The PC wars were won a long time ago by Microsoft. Apple is not going to become the computer of choice for most business customers.
But the iPhone has allowed Apple to re-enter the corporate world. It offers the most secure smartphone platform available.
Apple's computers have a strong foothold in the home. Students are offered special discounts on Apple hardware. This is another way that Apple can help acquire customers for life.
The Mac OS is something that many prefer over Windows. The video below highlights some of the reasons:
Whether a computer looks good or not is not very important in an office. But in a home environment we prefer good looking machines. Apple's iMac looks great and may be one of the best all-in-one desktop computers on the market.
The iMac is an excellent all-in-one desktop computer
3) Anecdotal research
In researching this article I asked various people why they use an iPhone or an Android device. One person responded that they already owned an iMac and so wouldn't change.
Another comment was that Apple products work well together. This was also from someone who owned an iMac.
My web developer for this website stated that he preferred iOS and MacOS to Android and Windows. He needs to use Mac computers in any event on account of some of the software that they offer.
One comment noted that FaceTime and iMessage were easy to use. WhatsApp was described as a hassle to work by comparison.
A relative noted that he liked the support that comes with Apple products. This has been a key reason why he moved over to Apple's ecosystem. He used to visit their stores but now calls up a support line.
Another response from an iPhone user was that they wouldn't change as they were used to Apple's functionality. They had started with iPhone after the firm they are working for offered it for free.
If corporate users offer iPhones rather than Android devices, it will help hook more people onto the platform. The iPhone may be the leader in work phones that companies make available to employees.
At the same time there were people who moved from the iPhone to Android.
One person moved because they felt the iPhone was too expensive. This was after the increase in price with the launch of the iPhone X.
Another person moved for what they viewed as the greater flexibility with Android. They also thought that the Galaxy S10 was a superior phone.
4) Apple Mac sales
Computers are not a growing part of Apple's business. But they support the ecosystem and help differentiate the brand with consumers.
An Apple laptop could be the gateway product to other Apple devices.
Unit sales of Apple Mac sales (millions units)
5) My Apple history
Apple consumers always start with one device. For me it was the iPhone 4, which was released in June 2010.
I had previously owned lacklustre mobile phones from Sony.
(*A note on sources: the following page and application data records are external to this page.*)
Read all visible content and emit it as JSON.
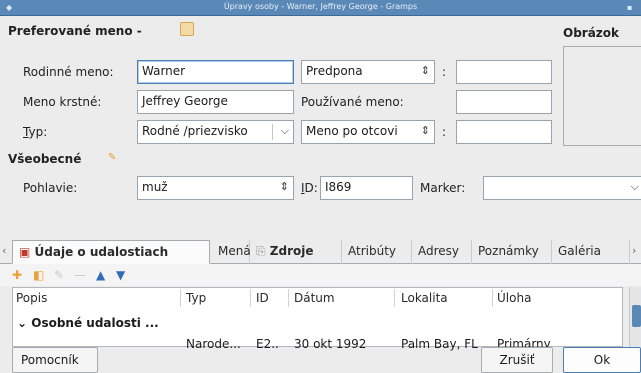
{
  "window": {
    "title": "Úpravy osoby - Warner, Jeffrey George - Gramps"
  },
  "preferred_name": {
    "section_label": "Preferované meno -",
    "surname_label": "Rodinné meno:",
    "surname_value": "Warner",
    "prefix_placeholder": "Predpona",
    "prefix_colon": ":",
    "prefix_value": "",
    "given_label": "Meno krstné:",
    "given_value": "Jeffrey George",
    "nickname_label": "Používané meno:",
    "nickname_value": "",
    "type_label": "Typ:",
    "type_value": "Rodné /priezvisko",
    "origin_value": "Meno po otcovi",
    "origin_colon": ":",
    "origin_extra": ""
  },
  "image": {
    "label": "Obrázok"
  },
  "general": {
    "section_label": "Všeobecné",
    "gender_label": "Pohlavie:",
    "gender_value": "muž",
    "id_label": "ID:",
    "id_value": "I869",
    "marker_label": "Marker:",
    "marker_value": ""
  },
  "tabs": [
    {
      "label": "Údaje o udalostiach"
    },
    {
      "label": "Mená"
    },
    {
      "label": "Zdroje"
    },
    {
      "label": "Atribúty"
    },
    {
      "label": "Adresy"
    },
    {
      "label": "Poznámky"
    },
    {
      "label": "Galéria"
    }
  ],
  "table": {
    "columns": [
      "Popis",
      "Typ",
      "ID",
      "Dátum",
      "Lokalita",
      "Úloha"
    ],
    "group": "Osobné udalosti ...",
    "rows": [
      {
        "popis": "",
        "typ": "Narode...",
        "id": "E2..",
        "datum": "30 okt 1992",
        "lokalita": "Palm Bay, FL",
        "uloha": "Primárny"
      }
    ]
  },
  "buttons": {
    "help": "Pomocník",
    "cancel": "Zrušiť",
    "ok": "Ok"
  },
  "colors": {
    "titlebar": "#5a89b8",
    "accent_red": "#c0392b",
    "accent_blue": "#2f6db5",
    "icon_orange": "#e7a33a"
  }
}
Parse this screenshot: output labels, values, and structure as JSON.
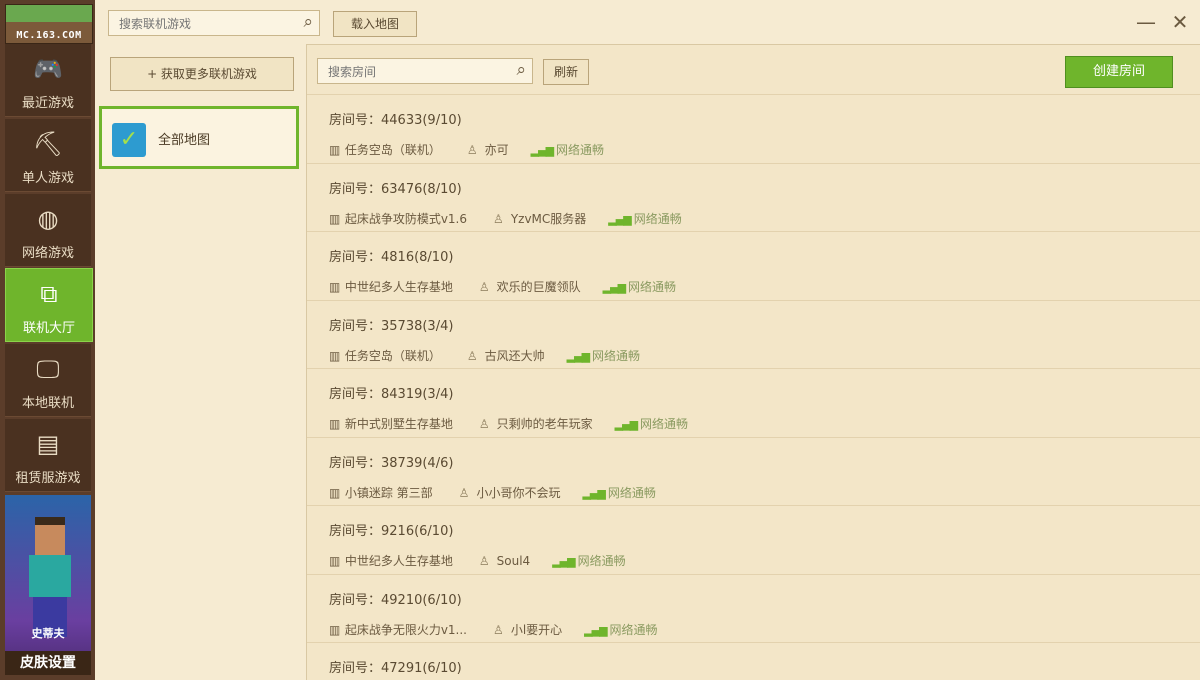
{
  "app": {
    "logo_text": "MC.163.COM"
  },
  "nav": {
    "items": [
      {
        "label": "最近游戏",
        "icon": "gamepad-icon"
      },
      {
        "label": "单人游戏",
        "icon": "pickaxe-icon"
      },
      {
        "label": "网络游戏",
        "icon": "globe-icon"
      },
      {
        "label": "联机大厅",
        "icon": "network-icon"
      },
      {
        "label": "本地联机",
        "icon": "monitor-icon"
      },
      {
        "label": "租赁服游戏",
        "icon": "server-icon"
      }
    ],
    "active_index": 3,
    "skin_name": "史蒂夫",
    "skin_button": "皮肤设置"
  },
  "topbar": {
    "search_placeholder": "搜索联机游戏",
    "import_map_button": "载入地图"
  },
  "sidebar": {
    "get_more_button": "+ 获取更多联机游戏",
    "all_maps_label": "全部地图"
  },
  "main": {
    "room_search_placeholder": "搜索房间",
    "refresh_button": "刷新",
    "create_room_button": "创建房间",
    "room_prefix": "房间号：",
    "signal_text": "网络通畅",
    "rooms": [
      {
        "id": "44633(9/10)",
        "map": "任务空岛（联机）",
        "host": "亦可"
      },
      {
        "id": "63476(8/10)",
        "map": "起床战争攻防模式v1.6",
        "host": "YzvMC服务器"
      },
      {
        "id": "4816(8/10)",
        "map": "中世纪多人生存基地",
        "host": "欢乐的巨魔领队"
      },
      {
        "id": "35738(3/4)",
        "map": "任务空岛（联机）",
        "host": "古风还大帅"
      },
      {
        "id": "84319(3/4)",
        "map": "新中式别墅生存基地",
        "host": "只剩帅的老年玩家"
      },
      {
        "id": "38739(4/6)",
        "map": "小镇迷踪 第三部",
        "host": "小小哥你不会玩"
      },
      {
        "id": "9216(6/10)",
        "map": "中世纪多人生存基地",
        "host": "Soul4"
      },
      {
        "id": "49210(6/10)",
        "map": "起床战争无限火力v1...",
        "host": "小l要开心"
      },
      {
        "id": "47291(6/10)",
        "map": "",
        "host": ""
      }
    ]
  }
}
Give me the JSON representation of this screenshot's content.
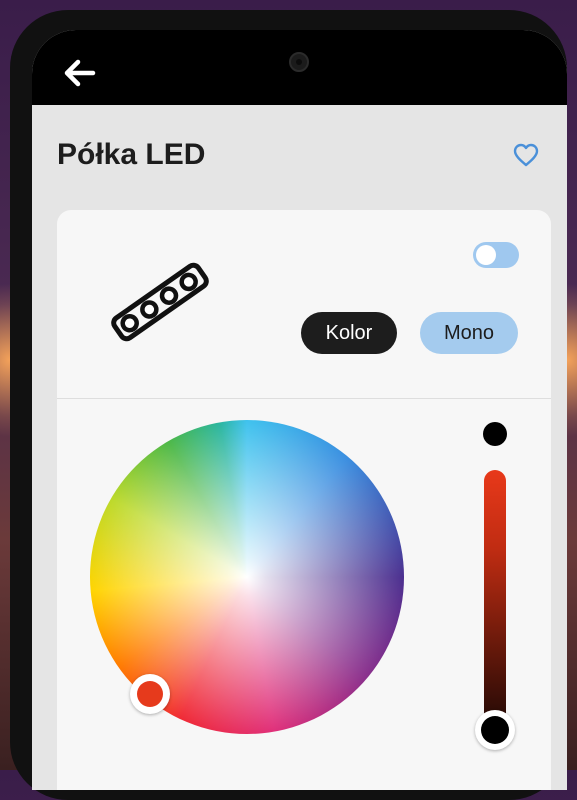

One device had to be replaced twice because it failed to work. Syncing devices to desktop applications proved to be impossible.
Calendars were synced and then failed to sync or in some cases the entire calendar was deleted. Calendars are an application that shouldn't fail.
Against this backdrop, the iPhone 4 carried out basic functionality well. The iPhone 4 was reported to have reception issues and Apple gave customers a free iPhone case.
I have also experienced issues with Windows laptops and desktops. There seemed to be a gap between Windows and the hardware makers.
Windows itself has often had poor updates (Vista) and tends to need additional anti-virus software. After the iPhone 5, I went on to buy a MacBook Air and an iMac.
Apple's ecosystem makes things easy. I can take notes on my iPhone and then use them for a report I am writing on my iMac.
Apple makes most of the key applications itself. This means that we don't have to turn to a host of third-party apps with new passwords and syncing issues.
The ability to learn when using Apple products is second to none. I am likely to be using Apple products for as long as I continue to breath.
Articles covering the iPhone
1) Q1 2020 iOS activations in the US
While Apple and Google share a "stable duopoly" in smartphone user share, the scales are slowly shifting in favour of iOS. Since a low of about 32% in the first quarter of 2018, iOS has steadily regained marketshare to take 44% of the whole in the most recent March period [January to March 2020].
2) US Teen iPhone adoption